In the early 2000’s the Omaha Housing Authority began looking at the apartments in the Securities Building in an effort to fulfill its court-supervised housing replacement plan. Apparently there was a federal court appointed supervision to replace public-housing apartments previously torn down in several north Omaha locations. After Logan Fontenelle occupants won a 1991 civil rights claim brought against the Omaha Housing Authority and the U.S. Bureau of Housing and Urban Development, HUD tore down the projects in 1995. The 1994 settlement required that previous occupants, uprooted by HUD’s planned closing of the Logan Fontenelle Housing Project, would get counseling, rent assistance, relocation assistance payments, Section 8 vouchers and certificates, and assistance in finding lodging in zones of Omaha with minority populations of less than 30 percent. There was a national push to break up heavy concentrations of poverty often found in inner city areas. The Omaha Housing Authority, OHA, began looking at many apartment and duplex housing developments around town, some in these abandoned pockets of downtown Omaha. With the Securities Building already having been redeveloped with tax credits and federal funds, many of the current tenants would be able to meet the income guidelines. The OHA proposed to buy the Securities Building for $875,000, stating “The 89-year-old building has 10 one-bedroom units, 20 two-bedroom units and five three-bedroom units and was renovated in 1996.”

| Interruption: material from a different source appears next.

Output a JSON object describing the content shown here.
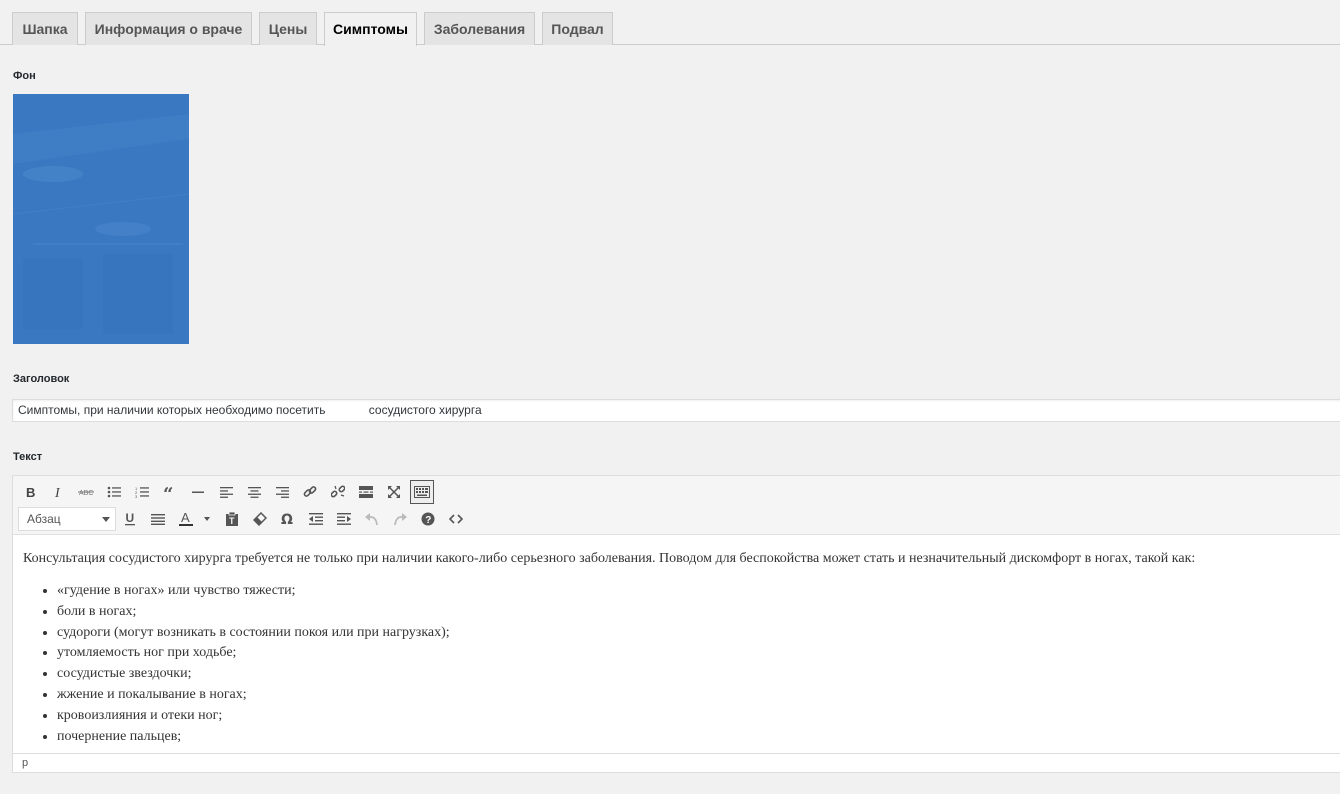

There is some minimal growth on 16th Street. Panda House has a steady business at lunch and is empty most evenings. King Fong’s is still active. The Limelight, where the old Lerner’s Department Store, looks about ready to take flight. The city brickwork and the planting of the trees all points to “something.” The street continues to attract wanderers, addicts, photographers and the curious. The Culprit Café is currently one of the bright spots on 16th Street. (They actually have an address of 1603 Farnam Street with a 16th Street entrance.) Check out their website at http://www.culpritcafe.com/. Mr. Cassette and I love their delicious food. The staff is upbeat and the patrons are a great mix of neighborhood people, out of towners and people having driven downtown for the food. It feels like being in another city or a downtown that Omaha could become–again. We love to sit, eating, talking and stare out Culprit Cafe’s large windows. It is not hard to see some of the business that goes on in the apartments above Napier’s, originating down on 16the Street—often, consistent streams of the same few people flowing in those Art Deco doors in waves. And as it happens, one can also watch the Omaha Police Department watching that very path of people go in and out. Again, it feels like a real city. Of course watching the Panda House crowd and the Orpheum patrons is always amusing too.

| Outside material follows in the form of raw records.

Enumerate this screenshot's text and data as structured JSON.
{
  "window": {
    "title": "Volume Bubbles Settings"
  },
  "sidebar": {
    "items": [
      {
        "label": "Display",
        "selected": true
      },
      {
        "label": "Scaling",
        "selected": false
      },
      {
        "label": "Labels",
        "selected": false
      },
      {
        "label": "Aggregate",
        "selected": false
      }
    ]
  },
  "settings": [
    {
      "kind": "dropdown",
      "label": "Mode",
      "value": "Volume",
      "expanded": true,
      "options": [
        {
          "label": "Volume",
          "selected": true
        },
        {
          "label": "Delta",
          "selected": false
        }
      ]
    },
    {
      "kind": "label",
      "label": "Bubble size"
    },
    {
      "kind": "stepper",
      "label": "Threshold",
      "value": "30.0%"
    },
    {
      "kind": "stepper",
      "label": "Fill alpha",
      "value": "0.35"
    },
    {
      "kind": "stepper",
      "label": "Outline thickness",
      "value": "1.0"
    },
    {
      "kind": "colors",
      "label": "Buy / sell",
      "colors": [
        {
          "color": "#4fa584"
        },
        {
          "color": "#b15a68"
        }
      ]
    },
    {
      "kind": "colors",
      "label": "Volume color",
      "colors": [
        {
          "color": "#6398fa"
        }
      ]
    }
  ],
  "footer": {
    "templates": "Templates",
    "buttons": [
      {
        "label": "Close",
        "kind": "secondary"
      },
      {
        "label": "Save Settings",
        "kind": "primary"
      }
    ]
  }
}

To this day the Securities Building is listed at the Douglas County Assessor as being owned by Securities Building LTD PTR c/o Omaha Housing Authority. The Napier Booterie continues to sit empty. The entryways and little areas around the show windows smell of urine. Litter and leaves blow into the corridors. It truly makes me sad. I know I’m not alone here. I wonder when someone will develop Napier’s Booterie? I wonder when 16th Street will make its big comeback? We have heard about it for so long. It has every possibility within its reach. The Securities Building is on the National Register of Historic Places, which doesn’t always mean a lot in Omaha. I do have such high hopes for this building. I believe 16th Street can get back to her fighting weight. And when that new little business opens up in Napier’s, whatever it might be, I know I will time travel again. I cannot wait for that day.

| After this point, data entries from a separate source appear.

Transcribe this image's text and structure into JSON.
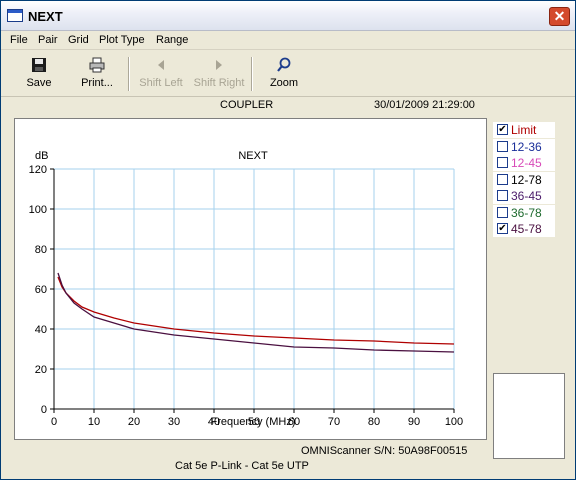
{
  "window": {
    "title": "NEXT",
    "close_label": "✕"
  },
  "menu": [
    "File",
    "Pair",
    "Grid",
    "Plot Type",
    "Range"
  ],
  "toolbar": {
    "save": "Save",
    "print": "Print...",
    "shift_left": "Shift Left",
    "shift_right": "Shift Right",
    "zoom": "Zoom"
  },
  "header": {
    "test_name": "COUPLER",
    "datetime": "30/01/2009 21:29:00"
  },
  "footer": {
    "device": "OMNIScanner  S/N: 50A98F00515",
    "cable": "Cat 5e P-Link - Cat 5e UTP"
  },
  "legend": [
    {
      "label": "Limit",
      "checked": true,
      "color": "#b00000"
    },
    {
      "label": "12-36",
      "checked": false,
      "color": "#1a2e9a"
    },
    {
      "label": "12-45",
      "checked": false,
      "color": "#d84ab8"
    },
    {
      "label": "12-78",
      "checked": false,
      "color": "#000000"
    },
    {
      "label": "36-45",
      "checked": false,
      "color": "#4a1a6a"
    },
    {
      "label": "36-78",
      "checked": false,
      "color": "#1e6a2e"
    },
    {
      "label": "45-78",
      "checked": true,
      "color": "#4a1040"
    }
  ],
  "chart_data": {
    "type": "line",
    "title": "NEXT",
    "xlabel": "Frequency (MHz)",
    "ylabel": "dB",
    "xlim": [
      0,
      100
    ],
    "ylim": [
      0,
      120
    ],
    "xticks": [
      0,
      10,
      20,
      30,
      40,
      50,
      60,
      70,
      80,
      90,
      100
    ],
    "yticks": [
      0,
      20,
      40,
      60,
      80,
      100,
      120
    ],
    "grid": true,
    "series": [
      {
        "name": "Limit",
        "color": "#b00000",
        "x": [
          1,
          2,
          3,
          5,
          7,
          10,
          15,
          20,
          25,
          30,
          40,
          50,
          60,
          70,
          80,
          90,
          100
        ],
        "y": [
          66,
          61,
          58,
          54,
          51,
          48.5,
          45.5,
          43,
          41.5,
          40,
          38,
          36.5,
          35.5,
          34.5,
          34,
          33,
          32.5
        ]
      },
      {
        "name": "45-78",
        "color": "#4a1040",
        "x": [
          1,
          2,
          3,
          5,
          7,
          10,
          15,
          20,
          25,
          30,
          40,
          50,
          60,
          70,
          80,
          90,
          100
        ],
        "y": [
          68,
          62,
          58,
          53,
          50,
          46,
          43,
          40,
          38.5,
          37,
          35,
          33,
          31,
          30.5,
          29.5,
          29,
          28.5
        ]
      }
    ]
  }
}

Please feel free to share your Napier Booterie or Securities Building stories. To enable comments please click on the article title. Thank you, Omaha friends.
© Miss Cassette and myomahaobsession, 2016. Unauthorized use and/or duplication of this material without express and written permission from this site’s author and/or owner is strictly prohibited. Excerpts and links may be used, provided that full and clear credit is given to Miss Cassette and myomahaobsession with appropriate and specific direction to the original content.